## Task to complete
Pick each line containing the word "Part" out of the data below.

--- Records to process Enclosed Below ---

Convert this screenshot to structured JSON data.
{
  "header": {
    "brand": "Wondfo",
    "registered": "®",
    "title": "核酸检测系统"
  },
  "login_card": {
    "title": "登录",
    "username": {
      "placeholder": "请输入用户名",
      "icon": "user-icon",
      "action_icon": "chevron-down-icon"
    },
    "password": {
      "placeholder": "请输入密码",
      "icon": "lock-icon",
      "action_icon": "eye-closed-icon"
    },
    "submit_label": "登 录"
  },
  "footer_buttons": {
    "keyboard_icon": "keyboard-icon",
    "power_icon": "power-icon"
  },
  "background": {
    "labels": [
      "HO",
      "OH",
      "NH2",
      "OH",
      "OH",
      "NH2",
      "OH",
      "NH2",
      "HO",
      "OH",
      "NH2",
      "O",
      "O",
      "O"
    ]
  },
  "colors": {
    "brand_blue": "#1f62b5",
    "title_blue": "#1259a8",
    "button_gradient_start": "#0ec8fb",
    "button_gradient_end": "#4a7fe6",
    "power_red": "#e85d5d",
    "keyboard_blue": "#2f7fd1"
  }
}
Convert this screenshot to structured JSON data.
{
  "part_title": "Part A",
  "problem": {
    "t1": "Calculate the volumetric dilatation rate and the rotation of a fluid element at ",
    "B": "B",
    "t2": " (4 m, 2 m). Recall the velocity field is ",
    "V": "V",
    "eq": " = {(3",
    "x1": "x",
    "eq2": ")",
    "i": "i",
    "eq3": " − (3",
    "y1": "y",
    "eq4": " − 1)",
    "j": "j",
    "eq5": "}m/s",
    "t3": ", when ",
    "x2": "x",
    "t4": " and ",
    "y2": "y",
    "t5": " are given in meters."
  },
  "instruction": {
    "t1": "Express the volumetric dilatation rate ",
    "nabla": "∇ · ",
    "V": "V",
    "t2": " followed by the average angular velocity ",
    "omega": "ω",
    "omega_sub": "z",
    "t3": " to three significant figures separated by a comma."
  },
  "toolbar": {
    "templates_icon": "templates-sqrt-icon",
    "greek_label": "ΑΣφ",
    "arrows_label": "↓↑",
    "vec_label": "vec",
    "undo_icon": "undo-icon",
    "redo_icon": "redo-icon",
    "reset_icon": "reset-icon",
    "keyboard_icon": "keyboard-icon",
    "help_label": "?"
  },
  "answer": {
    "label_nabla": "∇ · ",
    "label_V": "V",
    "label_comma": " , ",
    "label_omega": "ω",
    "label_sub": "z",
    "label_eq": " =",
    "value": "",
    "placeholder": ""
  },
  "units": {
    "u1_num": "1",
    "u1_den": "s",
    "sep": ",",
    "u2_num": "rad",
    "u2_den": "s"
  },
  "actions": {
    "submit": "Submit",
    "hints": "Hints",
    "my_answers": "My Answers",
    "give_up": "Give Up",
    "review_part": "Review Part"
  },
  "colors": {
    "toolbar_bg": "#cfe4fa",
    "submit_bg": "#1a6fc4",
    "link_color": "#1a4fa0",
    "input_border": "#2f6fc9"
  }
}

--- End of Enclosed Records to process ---

## Result for this exercise
  "part_title": "Part A",
    "review_part": "Review Part"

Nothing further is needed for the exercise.